● **What you need to do**
In the records below, find each line with "name" and copy it.

┌─ Records supplied

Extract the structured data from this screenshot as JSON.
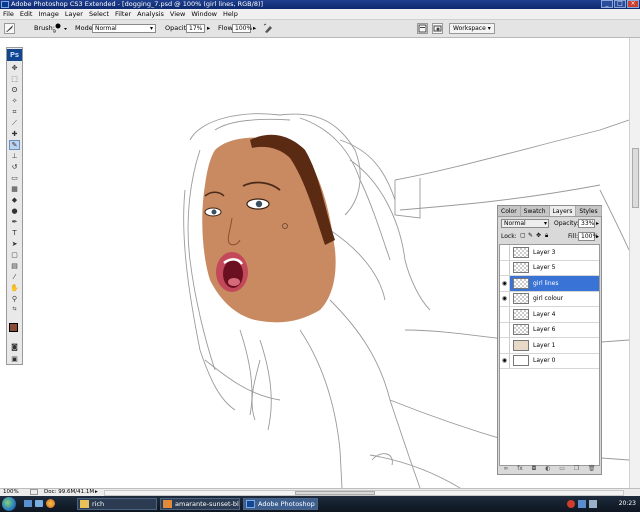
{
  "window": {
    "title": "Adobe Photoshop CS3 Extended - [dogging_7.psd @ 100% (girl lines, RGB/8)]"
  },
  "menu": [
    "File",
    "Edit",
    "Image",
    "Layer",
    "Select",
    "Filter",
    "Analysis",
    "View",
    "Window",
    "Help"
  ],
  "options": {
    "brush_label": "Brush:",
    "brush_size": "9",
    "mode_label": "Mode:",
    "mode_value": "Normal",
    "opacity_label": "Opacity:",
    "opacity_value": "17%",
    "flow_label": "Flow:",
    "flow_value": "100%",
    "workspace_label": "Workspace"
  },
  "layers_panel": {
    "tabs": [
      "Color",
      "Swatch",
      "Layers",
      "Styles"
    ],
    "active_tab": "Layers",
    "blend_mode": "Normal",
    "opacity_label": "Opacity:",
    "opacity_value": "33%",
    "lock_label": "Lock:",
    "fill_label": "Fill:",
    "fill_value": "100%",
    "layers": [
      {
        "name": "Layer 3",
        "visible": false,
        "selected": false
      },
      {
        "name": "Layer 5",
        "visible": false,
        "selected": false
      },
      {
        "name": "girl lines",
        "visible": true,
        "selected": true
      },
      {
        "name": "girl colour",
        "visible": true,
        "selected": false
      },
      {
        "name": "Layer 4",
        "visible": false,
        "selected": false
      },
      {
        "name": "Layer 6",
        "visible": false,
        "selected": false
      },
      {
        "name": "Layer 1",
        "visible": false,
        "selected": false
      },
      {
        "name": "Layer 0",
        "visible": true,
        "selected": false
      }
    ]
  },
  "status": {
    "zoom": "100%",
    "doc": "Doc: 99.6M/41.1M"
  },
  "taskbar": {
    "items": [
      {
        "label": "rich",
        "active": false
      },
      {
        "label": "amarante-sunset-bl...",
        "active": false
      },
      {
        "label": "Adobe Photoshop C...",
        "active": true
      }
    ],
    "clock": "20:23"
  },
  "colors": {
    "foreground": "#8a4a35",
    "background": "#ffffff",
    "skin": "#c98a62",
    "hair": "#5a2a12",
    "selection": "#3a73d6"
  },
  "icons": {
    "tool_active": "brush-icon"
  }
}
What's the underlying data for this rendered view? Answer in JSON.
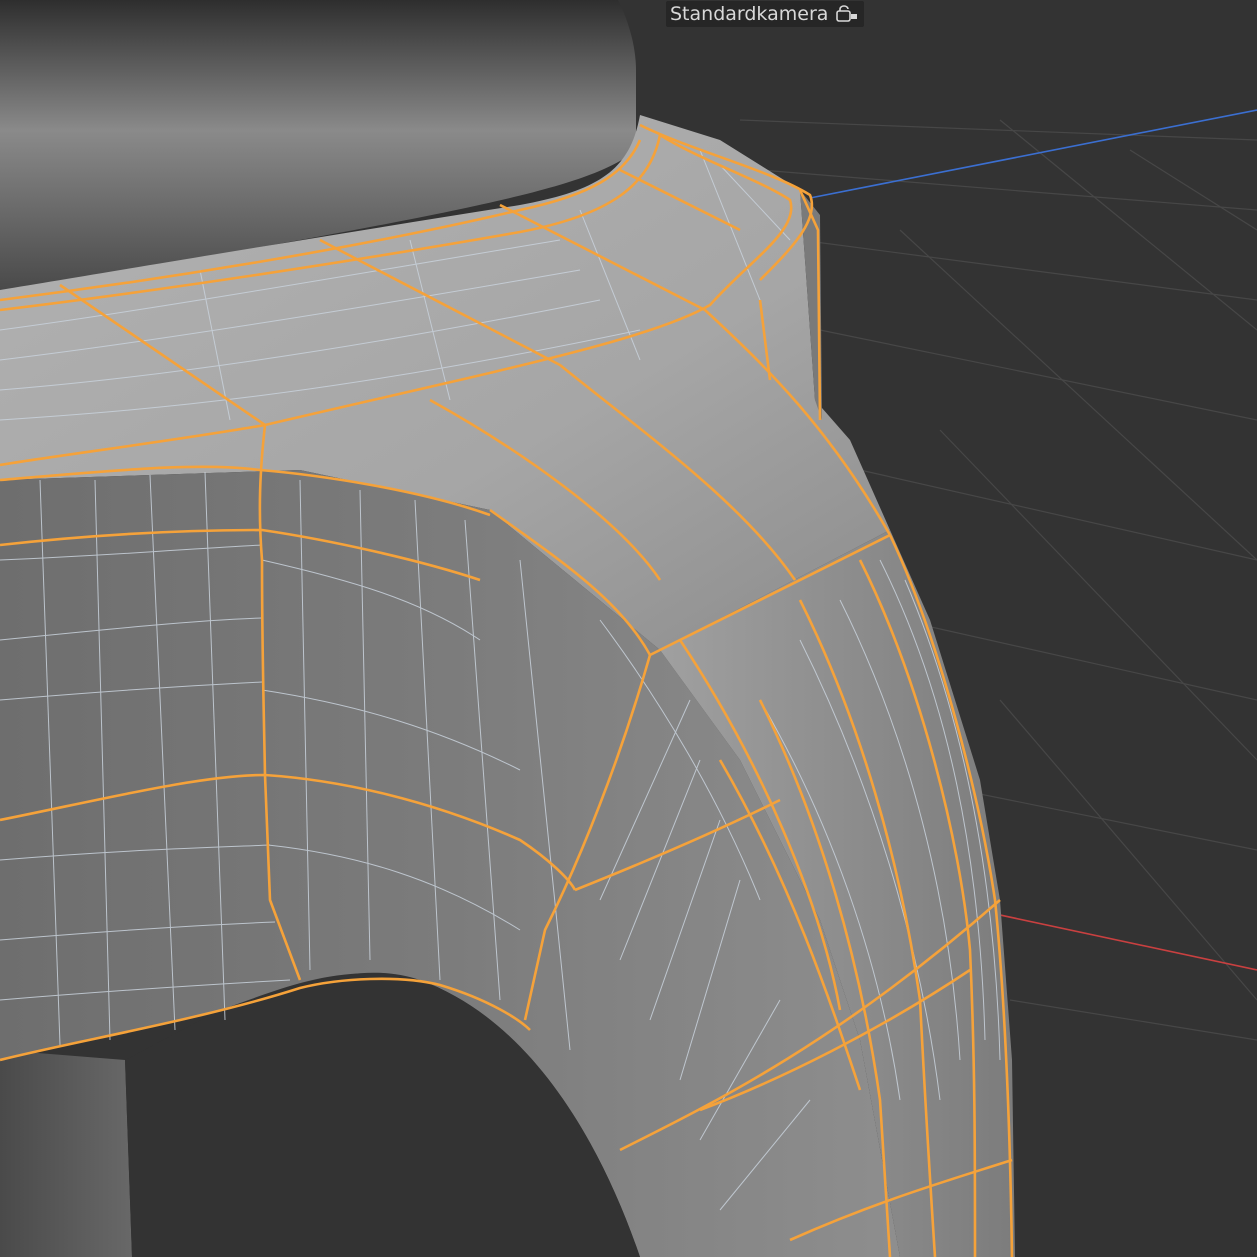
{
  "viewport": {
    "camera_label": "Standardkamera",
    "camera_icon": "camera-lock-icon"
  },
  "colors": {
    "background": "#333333",
    "grid": "#474747",
    "axis_x": "#c94040",
    "axis_z": "#3b6fd1",
    "mesh_surface": "#9a9a9a",
    "wire_fine": "#c9d2dc",
    "wire_edge_loop": "#f5a23a"
  }
}
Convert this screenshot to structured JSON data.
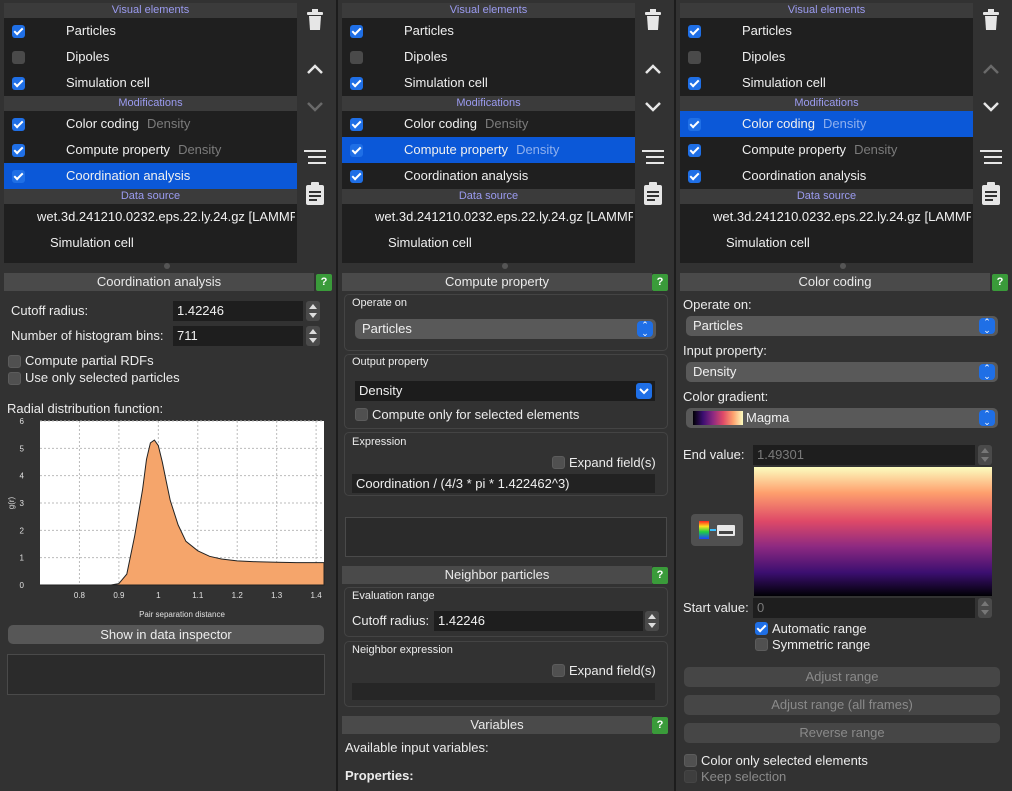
{
  "colors": {
    "accent": "#0b58d8",
    "checkbox": "#1f6fe6",
    "help": "#3a9b3a",
    "plot_fill": "#f5a56b"
  },
  "pipeline": {
    "visual_header": "Visual elements",
    "modifications_header": "Modifications",
    "datasource_header": "Data source",
    "visual_items": [
      {
        "label": "Particles",
        "checked": true
      },
      {
        "label": "Dipoles",
        "checked": false
      },
      {
        "label": "Simulation cell",
        "checked": true
      }
    ],
    "modifiers": [
      {
        "label": "Color coding",
        "sub": "Density",
        "checked": true
      },
      {
        "label": "Compute property",
        "sub": "Density",
        "checked": true
      },
      {
        "label": "Coordination analysis",
        "sub": "",
        "checked": true
      }
    ],
    "datasource_file": "wet.3d.241210.0232.eps.22.ly.24.gz [LAMMPS",
    "datasource_cell": "Simulation cell"
  },
  "toolbar_icons": [
    "trash-icon",
    "move-up-icon",
    "move-down-icon",
    "list-icon",
    "clipboard-icon"
  ],
  "panel1": {
    "title": "Coordination analysis",
    "help": "?",
    "cutoff_label": "Cutoff radius:",
    "cutoff_value": "1.42246",
    "bins_label": "Number of histogram bins:",
    "bins_value": "711",
    "partial_rdfs": "Compute partial RDFs",
    "only_selected": "Use only selected particles",
    "rdf_label": "Radial distribution function:",
    "show_inspector": "Show in data inspector"
  },
  "chart_data": {
    "type": "area",
    "xlabel": "Pair separation distance",
    "ylabel": "g(r)",
    "xlim": [
      0.7,
      1.42
    ],
    "ylim": [
      0,
      6
    ],
    "xticks": [
      "0.8",
      "0.9",
      "1",
      "1.1",
      "1.2",
      "1.3",
      "1.4"
    ],
    "yticks": [
      "0",
      "1",
      "2",
      "3",
      "4",
      "5",
      "6"
    ],
    "x": [
      0.7,
      0.88,
      0.9,
      0.92,
      0.94,
      0.96,
      0.97,
      0.98,
      0.99,
      1.0,
      1.01,
      1.02,
      1.03,
      1.05,
      1.07,
      1.1,
      1.13,
      1.16,
      1.2,
      1.25,
      1.3,
      1.35,
      1.42
    ],
    "y": [
      0,
      0,
      0.05,
      0.4,
      1.8,
      3.5,
      4.6,
      5.2,
      5.3,
      5.1,
      4.5,
      3.8,
      3.1,
      2.2,
      1.6,
      1.25,
      1.05,
      0.95,
      0.88,
      0.85,
      0.83,
      0.82,
      0.82
    ]
  },
  "panel2": {
    "title": "Compute property",
    "help": "?",
    "operate_on_label": "Operate on",
    "operate_on_value": "Particles",
    "output_label": "Output property",
    "output_value": "Density",
    "compute_selected": "Compute only for selected elements",
    "expression_label": "Expression",
    "expand_fields": "Expand field(s)",
    "expression_value": "Coordination / (4/3 * pi * 1.422462^3)",
    "neighbor_title": "Neighbor particles",
    "eval_range_label": "Evaluation range",
    "cutoff_label": "Cutoff radius:",
    "cutoff_value": "1.42246",
    "neighbor_expr_label": "Neighbor expression",
    "variables_title": "Variables",
    "available_vars": "Available input variables:",
    "properties": "Properties:"
  },
  "panel3": {
    "title": "Color coding",
    "help": "?",
    "operate_on_label": "Operate on:",
    "operate_on_value": "Particles",
    "input_label": "Input property:",
    "input_value": "Density",
    "gradient_label": "Color gradient:",
    "gradient_value": "Magma",
    "end_label": "End value:",
    "end_value": "1.49301",
    "start_label": "Start value:",
    "start_value": "0",
    "auto_range": "Automatic range",
    "sym_range": "Symmetric range",
    "adjust_range": "Adjust range",
    "adjust_all": "Adjust range (all frames)",
    "reverse_range": "Reverse range",
    "color_selected": "Color only selected elements",
    "keep_selection": "Keep selection"
  }
}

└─

● **Response to this task**
        "name": "Layer 3",
        "name": "Layer 5",
        "name": "girl lines",
        "name": "girl colour",
        "name": "Layer 4",
        "name": "Layer 6",
        "name": "Layer 1",
        "name": "Layer 0",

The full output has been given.